Reply with nothing but how many lines in the entries below include "fields".

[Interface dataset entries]
------------------------------------------------
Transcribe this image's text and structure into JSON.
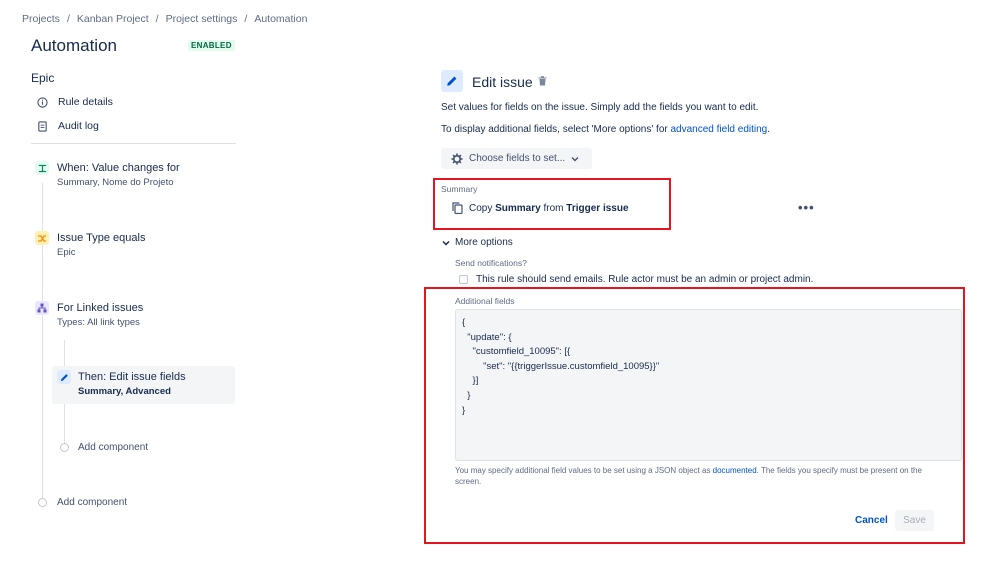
{
  "breadcrumbs": [
    "Projects",
    "Kanban Project",
    "Project settings",
    "Automation"
  ],
  "page": {
    "title": "Automation",
    "status": "ENABLED"
  },
  "sidebar": {
    "rule_name": "Epic",
    "links": [
      {
        "label": "Rule details",
        "icon": "info-icon"
      },
      {
        "label": "Audit log",
        "icon": "document-icon"
      }
    ],
    "steps": [
      {
        "title": "When: Value changes for",
        "subtitle": "Summary, Nome do Projeto",
        "icon": "trigger-icon",
        "color": "#e3fcef"
      },
      {
        "title": "Issue Type equals",
        "subtitle": "Epic",
        "icon": "shuffle-icon",
        "color": "#fff0b3"
      },
      {
        "title": "For Linked issues",
        "subtitle": "Types: All link types",
        "icon": "hierarchy-icon",
        "color": "#eae6ff"
      },
      {
        "title": "Then: Edit issue fields",
        "subtitle": "Summary, Advanced",
        "icon": "pencil-icon",
        "color": "#deebff"
      }
    ],
    "add_component_inner": "Add component",
    "add_component_outer": "Add component"
  },
  "editor": {
    "title": "Edit issue",
    "desc1": "Set values for fields on the issue. Simply add the fields you want to edit.",
    "desc2_prefix": "To display additional fields, select 'More options' for ",
    "desc2_link": "advanced field editing",
    "desc2_suffix": ".",
    "choose_button": "Choose fields to set...",
    "summary_label": "Summary",
    "copy_prefix": "Copy ",
    "copy_field": "Summary",
    "copy_mid": " from ",
    "copy_source": "Trigger issue",
    "more_dots": "•••",
    "more_options": "More options",
    "send_notifications_label": "Send notifications?",
    "send_notifications_text": "This rule should send emails. Rule actor must be an admin or project admin.",
    "additional_fields_label": "Additional fields",
    "json_value": "{\n  \"update\": {\n    \"customfield_10095\": [{\n        \"set\": \"{{triggerIssue.customfield_10095}}\"\n    }]\n  }\n}",
    "help_prefix": "You may specify additional field values to be set using a JSON object as ",
    "help_link": "documented",
    "help_suffix": ". The fields you specify must be present on the screen.",
    "cancel_label": "Cancel",
    "save_label": "Save"
  }
}
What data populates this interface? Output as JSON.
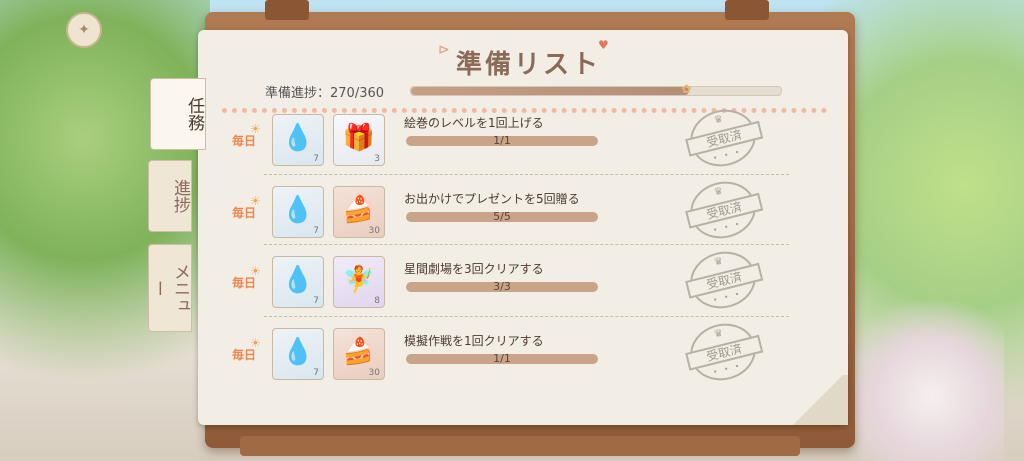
{
  "panel": {
    "title": "準備リスト"
  },
  "overall_progress": {
    "label": "準備進捗：270/360",
    "current": 270,
    "total": 360
  },
  "tabs": [
    {
      "label": "任務",
      "active": true
    },
    {
      "label": "進捗",
      "active": false
    },
    {
      "label": "メニュー",
      "active": false
    }
  ],
  "tasks": [
    {
      "tag": "毎日",
      "text": "絵巻のレベルを1回上げる",
      "progress": "1/1",
      "status": "受取済",
      "rewards": [
        {
          "icon": "crystal-bottle-icon",
          "count": "7"
        },
        {
          "icon": "gift-box-icon",
          "count": "3"
        }
      ]
    },
    {
      "tag": "毎日",
      "text": "お出かけでプレゼントを5回贈る",
      "progress": "5/5",
      "status": "受取済",
      "rewards": [
        {
          "icon": "crystal-bottle-icon",
          "count": "7"
        },
        {
          "icon": "strawberry-cake-icon",
          "count": "30"
        }
      ]
    },
    {
      "tag": "毎日",
      "text": "星間劇場を3回クリアする",
      "progress": "3/3",
      "status": "受取済",
      "rewards": [
        {
          "icon": "crystal-bottle-icon",
          "count": "7"
        },
        {
          "icon": "fairy-figure-icon",
          "count": "8"
        }
      ]
    },
    {
      "tag": "毎日",
      "text": "模擬作戦を1回クリアする",
      "progress": "1/1",
      "status": "受取済",
      "rewards": [
        {
          "icon": "crystal-bottle-icon",
          "count": "7"
        },
        {
          "icon": "strawberry-cake-icon",
          "count": "30"
        }
      ]
    }
  ]
}
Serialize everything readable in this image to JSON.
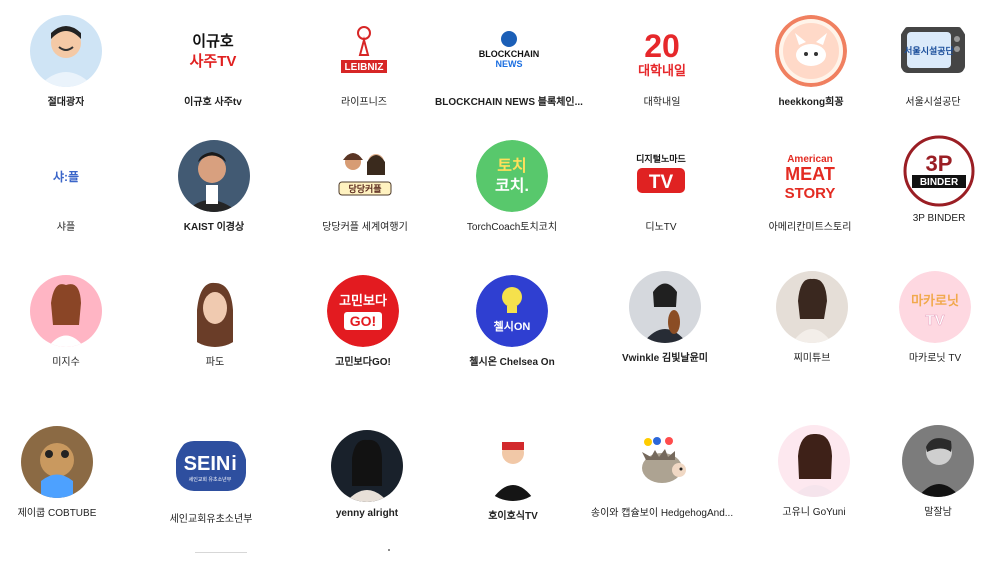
{
  "channels": [
    {
      "name": "절대광자",
      "avatar": "person-icon",
      "logo": ""
    },
    {
      "name": "이규호 사주tv",
      "avatar": "logo-icon",
      "logo": "이규호 사주TV"
    },
    {
      "name": "라이프니즈",
      "avatar": "logo-icon",
      "logo": "LEIBNIZ"
    },
    {
      "name": "BLOCKCHAIN NEWS 블록체인...",
      "avatar": "logo-icon",
      "logo": "BLOCKCHAIN NEWS"
    },
    {
      "name": "대학내일",
      "avatar": "logo-icon",
      "logo": "20 대학내일"
    },
    {
      "name": "heekkong희꽁",
      "avatar": "cartoon-icon",
      "logo": ""
    },
    {
      "name": "서울시설공단",
      "avatar": "tv-icon",
      "logo": "서울시설공단"
    },
    {
      "name": "샤플",
      "avatar": "text-icon",
      "logo": "샤:플"
    },
    {
      "name": "KAIST 이경상",
      "avatar": "person-icon",
      "logo": ""
    },
    {
      "name": "당당커플 세계여행기",
      "avatar": "couple-icon",
      "logo": "당당커플"
    },
    {
      "name": "TorchCoach토치코치",
      "avatar": "logo-icon",
      "logo": "토치 코치."
    },
    {
      "name": "디노TV",
      "avatar": "logo-icon",
      "logo": "TV"
    },
    {
      "name": "아메리칸미트스토리",
      "avatar": "logo-icon",
      "logo": "American MEAT STORY"
    },
    {
      "name": "3P BINDER",
      "avatar": "logo-icon",
      "logo": "3P BINDER"
    },
    {
      "name": "미지수",
      "avatar": "person-icon",
      "logo": ""
    },
    {
      "name": "파도",
      "avatar": "person-icon",
      "logo": ""
    },
    {
      "name": "고민보다GO!",
      "avatar": "logo-icon",
      "logo": "고민보다 GO!"
    },
    {
      "name": "첼시온 Chelsea On",
      "avatar": "logo-icon",
      "logo": "첼시ON"
    },
    {
      "name": "Vwinkle 김빛날윤미",
      "avatar": "person-icon",
      "logo": ""
    },
    {
      "name": "찌미튜브",
      "avatar": "person-icon",
      "logo": ""
    },
    {
      "name": "마카로닛 TV",
      "avatar": "logo-icon",
      "logo": "마카로닛 TV"
    },
    {
      "name": "제이쿱 COBTUBE",
      "avatar": "person-icon",
      "logo": ""
    },
    {
      "name": "세인교회유초소년부",
      "avatar": "logo-icon",
      "logo": "SEIN i"
    },
    {
      "name": "yenny alright",
      "avatar": "person-icon",
      "logo": ""
    },
    {
      "name": "호이호식TV",
      "avatar": "person-icon",
      "logo": "호이호식"
    },
    {
      "name": "송이와 캡슐보이 HedgehogAnd...",
      "avatar": "hedgehog-icon",
      "logo": ""
    },
    {
      "name": "고유니 GoYuni",
      "avatar": "person-icon",
      "logo": ""
    },
    {
      "name": "말잘남",
      "avatar": "person-icon",
      "logo": ""
    }
  ]
}
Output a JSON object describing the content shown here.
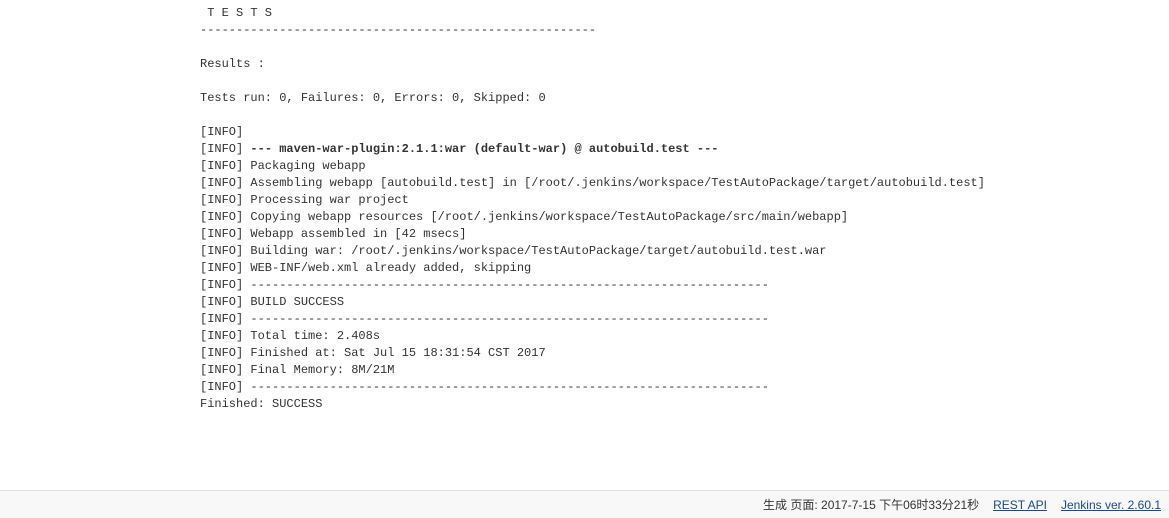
{
  "console": {
    "l0": " T E S T S",
    "l1": "-------------------------------------------------------",
    "l2": "",
    "l3": "Results :",
    "l4": "",
    "l5": "Tests run: 0, Failures: 0, Errors: 0, Skipped: 0",
    "l6": "",
    "l7": "[INFO] ",
    "l8a": "[INFO] ",
    "l8b": "--- maven-war-plugin:2.1.1:war (default-war) @ autobuild.test ---",
    "l9": "[INFO] Packaging webapp",
    "l10": "[INFO] Assembling webapp [autobuild.test] in [/root/.jenkins/workspace/TestAutoPackage/target/autobuild.test]",
    "l11": "[INFO] Processing war project",
    "l12": "[INFO] Copying webapp resources [/root/.jenkins/workspace/TestAutoPackage/src/main/webapp]",
    "l13": "[INFO] Webapp assembled in [42 msecs]",
    "l14": "[INFO] Building war: /root/.jenkins/workspace/TestAutoPackage/target/autobuild.test.war",
    "l15": "[INFO] WEB-INF/web.xml already added, skipping",
    "l16": "[INFO] ------------------------------------------------------------------------",
    "l17": "[INFO] BUILD SUCCESS",
    "l18": "[INFO] ------------------------------------------------------------------------",
    "l19": "[INFO] Total time: 2.408s",
    "l20": "[INFO] Finished at: Sat Jul 15 18:31:54 CST 2017",
    "l21": "[INFO] Final Memory: 8M/21M",
    "l22": "[INFO] ------------------------------------------------------------------------",
    "l23": "Finished: SUCCESS"
  },
  "footer": {
    "generated": "生成 页面: 2017-7-15 下午06时33分21秒",
    "restapi": "REST API",
    "version": "Jenkins ver. 2.60.1"
  }
}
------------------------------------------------
* [OUTPUT FOR THIS TASK]: 6